··· Information provided ···
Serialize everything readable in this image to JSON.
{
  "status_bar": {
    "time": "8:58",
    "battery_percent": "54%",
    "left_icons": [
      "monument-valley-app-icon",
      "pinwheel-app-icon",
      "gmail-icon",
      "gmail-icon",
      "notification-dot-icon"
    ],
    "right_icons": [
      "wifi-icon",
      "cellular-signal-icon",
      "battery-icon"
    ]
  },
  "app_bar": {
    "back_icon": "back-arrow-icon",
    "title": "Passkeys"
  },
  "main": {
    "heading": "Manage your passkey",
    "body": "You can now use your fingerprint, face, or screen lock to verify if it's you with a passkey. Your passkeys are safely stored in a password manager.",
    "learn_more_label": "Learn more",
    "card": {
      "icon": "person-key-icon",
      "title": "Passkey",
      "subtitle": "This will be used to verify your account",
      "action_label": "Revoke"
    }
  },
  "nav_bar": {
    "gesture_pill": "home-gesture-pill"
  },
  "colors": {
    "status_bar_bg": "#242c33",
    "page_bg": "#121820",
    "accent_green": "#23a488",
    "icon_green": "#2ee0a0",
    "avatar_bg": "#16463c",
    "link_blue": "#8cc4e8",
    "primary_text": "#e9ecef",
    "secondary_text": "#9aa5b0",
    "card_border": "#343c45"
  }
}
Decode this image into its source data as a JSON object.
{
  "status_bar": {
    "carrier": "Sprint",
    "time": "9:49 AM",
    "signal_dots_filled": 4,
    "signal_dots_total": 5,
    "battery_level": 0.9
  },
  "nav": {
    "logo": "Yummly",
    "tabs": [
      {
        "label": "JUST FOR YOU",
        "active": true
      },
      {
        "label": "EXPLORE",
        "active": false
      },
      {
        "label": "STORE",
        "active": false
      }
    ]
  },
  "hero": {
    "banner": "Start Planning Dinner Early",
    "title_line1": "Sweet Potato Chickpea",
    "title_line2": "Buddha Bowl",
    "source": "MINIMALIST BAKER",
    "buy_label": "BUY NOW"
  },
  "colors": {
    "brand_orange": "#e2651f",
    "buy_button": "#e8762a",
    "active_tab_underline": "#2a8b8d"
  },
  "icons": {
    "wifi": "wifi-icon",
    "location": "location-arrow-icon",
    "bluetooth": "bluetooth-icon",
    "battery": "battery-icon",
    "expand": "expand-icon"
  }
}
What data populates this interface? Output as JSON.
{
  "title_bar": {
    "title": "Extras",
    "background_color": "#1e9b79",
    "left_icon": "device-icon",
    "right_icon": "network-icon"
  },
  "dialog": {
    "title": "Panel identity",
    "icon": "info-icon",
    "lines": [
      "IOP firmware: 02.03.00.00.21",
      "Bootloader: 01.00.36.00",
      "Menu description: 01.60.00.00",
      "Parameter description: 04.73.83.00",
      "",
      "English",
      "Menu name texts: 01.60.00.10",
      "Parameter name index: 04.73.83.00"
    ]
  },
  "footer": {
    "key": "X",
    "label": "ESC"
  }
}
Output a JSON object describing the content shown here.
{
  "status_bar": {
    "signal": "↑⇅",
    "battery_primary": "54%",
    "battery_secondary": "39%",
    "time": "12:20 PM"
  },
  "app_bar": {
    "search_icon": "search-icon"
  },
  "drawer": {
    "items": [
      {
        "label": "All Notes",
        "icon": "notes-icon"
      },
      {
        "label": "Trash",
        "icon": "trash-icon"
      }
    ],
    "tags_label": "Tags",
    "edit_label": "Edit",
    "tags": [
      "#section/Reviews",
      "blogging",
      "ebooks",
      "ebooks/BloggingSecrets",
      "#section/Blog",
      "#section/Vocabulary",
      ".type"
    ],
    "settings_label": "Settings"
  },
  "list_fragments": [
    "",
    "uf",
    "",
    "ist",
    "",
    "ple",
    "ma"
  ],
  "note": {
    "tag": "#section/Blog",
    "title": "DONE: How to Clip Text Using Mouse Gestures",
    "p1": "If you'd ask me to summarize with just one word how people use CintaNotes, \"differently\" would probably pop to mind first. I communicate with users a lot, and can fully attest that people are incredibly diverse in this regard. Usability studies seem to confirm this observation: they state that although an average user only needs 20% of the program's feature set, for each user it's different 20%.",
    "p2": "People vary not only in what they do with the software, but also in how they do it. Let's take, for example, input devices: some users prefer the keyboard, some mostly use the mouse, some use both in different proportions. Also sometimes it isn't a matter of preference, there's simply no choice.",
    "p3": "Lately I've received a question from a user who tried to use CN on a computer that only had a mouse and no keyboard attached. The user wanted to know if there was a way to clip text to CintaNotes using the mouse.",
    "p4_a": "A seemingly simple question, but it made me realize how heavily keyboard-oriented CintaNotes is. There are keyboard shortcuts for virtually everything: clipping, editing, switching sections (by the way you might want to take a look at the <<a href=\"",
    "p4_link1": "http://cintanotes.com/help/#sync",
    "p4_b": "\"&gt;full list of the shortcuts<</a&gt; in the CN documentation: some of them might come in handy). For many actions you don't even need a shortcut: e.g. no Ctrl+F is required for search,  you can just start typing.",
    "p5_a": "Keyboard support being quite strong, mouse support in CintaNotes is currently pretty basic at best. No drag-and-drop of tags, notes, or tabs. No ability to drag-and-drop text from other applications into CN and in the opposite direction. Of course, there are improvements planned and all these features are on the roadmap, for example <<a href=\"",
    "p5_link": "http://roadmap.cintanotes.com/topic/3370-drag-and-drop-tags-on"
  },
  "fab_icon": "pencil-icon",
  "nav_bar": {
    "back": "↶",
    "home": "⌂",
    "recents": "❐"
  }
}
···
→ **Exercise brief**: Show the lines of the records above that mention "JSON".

→ **Exercise output**:
Serialize everything readable in this image to JSON.
Decode this image into its source data as a JSON object.
What data populates this interface? Output as JSON.
Output a JSON object describing the content shown here.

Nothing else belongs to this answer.